(Items from an interface collection)
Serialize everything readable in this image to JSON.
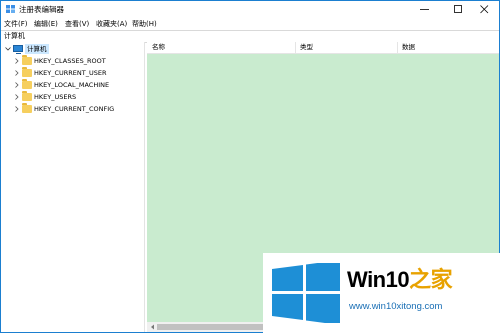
{
  "window": {
    "title": "注册表编辑器",
    "minimize_icon": "minimize-icon",
    "maximize_icon": "maximize-icon",
    "close_icon": "close-icon"
  },
  "menubar": {
    "items": [
      "文件(F)",
      "编辑(E)",
      "查看(V)",
      "收藏夹(A)",
      "帮助(H)"
    ]
  },
  "address": {
    "path": "计算机"
  },
  "tree": {
    "root": "计算机",
    "items": [
      "HKEY_CLASSES_ROOT",
      "HKEY_CURRENT_USER",
      "HKEY_LOCAL_MACHINE",
      "HKEY_USERS",
      "HKEY_CURRENT_CONFIG"
    ]
  },
  "values_list": {
    "columns": [
      "名称",
      "类型",
      "数据"
    ],
    "background": "#c9ebcf"
  },
  "watermark": {
    "brand_main": "Win10",
    "brand_accent": "之家",
    "url": "www.win10xitong.com",
    "logo_color": "#1e8fd6",
    "accent_color": "#e8a200"
  }
}
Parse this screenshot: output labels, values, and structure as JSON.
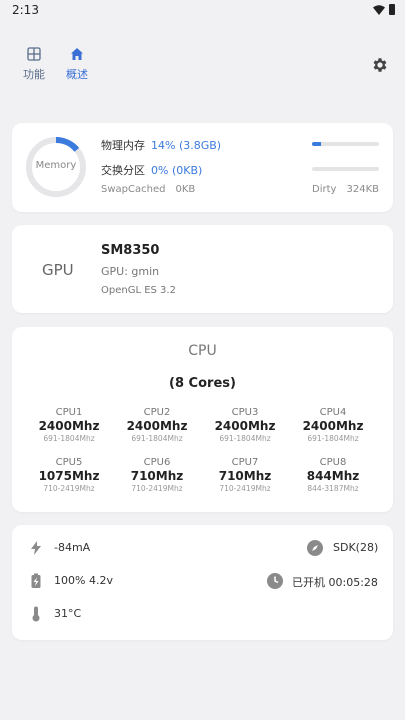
{
  "statusbar": {
    "time": "2:13"
  },
  "nav": {
    "tabs": [
      {
        "label": "功能",
        "icon": "grid-icon"
      },
      {
        "label": "概述",
        "icon": "home-icon"
      }
    ],
    "settings_icon": "gear-icon",
    "accent": "#3b6fd6"
  },
  "memory": {
    "ring_label": "Memory",
    "ring_percent": 14,
    "physical_label": "物理内存",
    "physical_value": "14% (3.8GB)",
    "physical_fraction": 0.14,
    "swap_label": "交换分区",
    "swap_value": "0% (0KB)",
    "swap_fraction": 0,
    "swapcached_label": "SwapCached",
    "swapcached_value": "0KB",
    "dirty_label": "Dirty",
    "dirty_value": "324KB"
  },
  "gpu": {
    "label": "GPU",
    "model": "SM8350",
    "name_line": "GPU: gmin",
    "api_line": "OpenGL ES 3.2"
  },
  "cpu": {
    "title": "CPU",
    "cores_label": "(8 Cores)",
    "cores": [
      {
        "name": "CPU1",
        "freq": "2400Mhz",
        "range": "691-1804Mhz"
      },
      {
        "name": "CPU2",
        "freq": "2400Mhz",
        "range": "691-1804Mhz"
      },
      {
        "name": "CPU3",
        "freq": "2400Mhz",
        "range": "691-1804Mhz"
      },
      {
        "name": "CPU4",
        "freq": "2400Mhz",
        "range": "691-1804Mhz"
      },
      {
        "name": "CPU5",
        "freq": "1075Mhz",
        "range": "710-2419Mhz"
      },
      {
        "name": "CPU6",
        "freq": "710Mhz",
        "range": "710-2419Mhz"
      },
      {
        "name": "CPU7",
        "freq": "710Mhz",
        "range": "710-2419Mhz"
      },
      {
        "name": "CPU8",
        "freq": "844Mhz",
        "range": "844-3187Mhz"
      }
    ]
  },
  "status": {
    "current": "-84mA",
    "sdk": "SDK(28)",
    "battery": "100% 4.2v",
    "uptime": "已开机 00:05:28",
    "temperature": "31°C"
  }
}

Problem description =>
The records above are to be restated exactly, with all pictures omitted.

Output for this exercise =>
Serialize everything readable in this image to JSON.
{
  "window": {
    "title": "注册表编辑器",
    "minimize_icon": "minimize-icon",
    "maximize_icon": "maximize-icon",
    "close_icon": "close-icon"
  },
  "menubar": {
    "items": [
      "文件(F)",
      "编辑(E)",
      "查看(V)",
      "收藏夹(A)",
      "帮助(H)"
    ]
  },
  "address": {
    "path": "计算机"
  },
  "tree": {
    "root": "计算机",
    "items": [
      "HKEY_CLASSES_ROOT",
      "HKEY_CURRENT_USER",
      "HKEY_LOCAL_MACHINE",
      "HKEY_USERS",
      "HKEY_CURRENT_CONFIG"
    ]
  },
  "values_list": {
    "columns": [
      "名称",
      "类型",
      "数据"
    ],
    "background": "#c9ebcf"
  },
  "watermark": {
    "brand_main": "Win10",
    "brand_accent": "之家",
    "url": "www.win10xitong.com",
    "logo_color": "#1e8fd6",
    "accent_color": "#e8a200"
  }
}
Parse this screenshot: output labels, values, and structure as JSON.
{
  "statusbar": {
    "time": "2:13"
  },
  "nav": {
    "tabs": [
      {
        "label": "功能",
        "icon": "grid-icon"
      },
      {
        "label": "概述",
        "icon": "home-icon"
      }
    ],
    "settings_icon": "gear-icon",
    "accent": "#3b6fd6"
  },
  "memory": {
    "ring_label": "Memory",
    "ring_percent": 14,
    "physical_label": "物理内存",
    "physical_value": "14% (3.8GB)",
    "physical_fraction": 0.14,
    "swap_label": "交换分区",
    "swap_value": "0% (0KB)",
    "swap_fraction": 0,
    "swapcached_label": "SwapCached",
    "swapcached_value": "0KB",
    "dirty_label": "Dirty",
    "dirty_value": "324KB"
  },
  "gpu": {
    "label": "GPU",
    "model": "SM8350",
    "name_line": "GPU: gmin",
    "api_line": "OpenGL ES 3.2"
  },
  "cpu": {
    "title": "CPU",
    "cores_label": "(8 Cores)",
    "cores": [
      {
        "name": "CPU1",
        "freq": "2400Mhz",
        "range": "691-1804Mhz"
      },
      {
        "name": "CPU2",
        "freq": "2400Mhz",
        "range": "691-1804Mhz"
      },
      {
        "name": "CPU3",
        "freq": "2400Mhz",
        "range": "691-1804Mhz"
      },
      {
        "name": "CPU4",
        "freq": "2400Mhz",
        "range": "691-1804Mhz"
      },
      {
        "name": "CPU5",
        "freq": "1075Mhz",
        "range": "710-2419Mhz"
      },
      {
        "name": "CPU6",
        "freq": "710Mhz",
        "range": "710-2419Mhz"
      },
      {
        "name": "CPU7",
        "freq": "710Mhz",
        "range": "710-2419Mhz"
      },
      {
        "name": "CPU8",
        "freq": "844Mhz",
        "range": "844-3187Mhz"
      }
    ]
  },
  "status": {
    "current": "-84mA",
    "sdk": "SDK(28)",
    "battery": "100% 4.2v",
    "uptime": "已开机 00:05:28",
    "temperature": "31°C"
  }
}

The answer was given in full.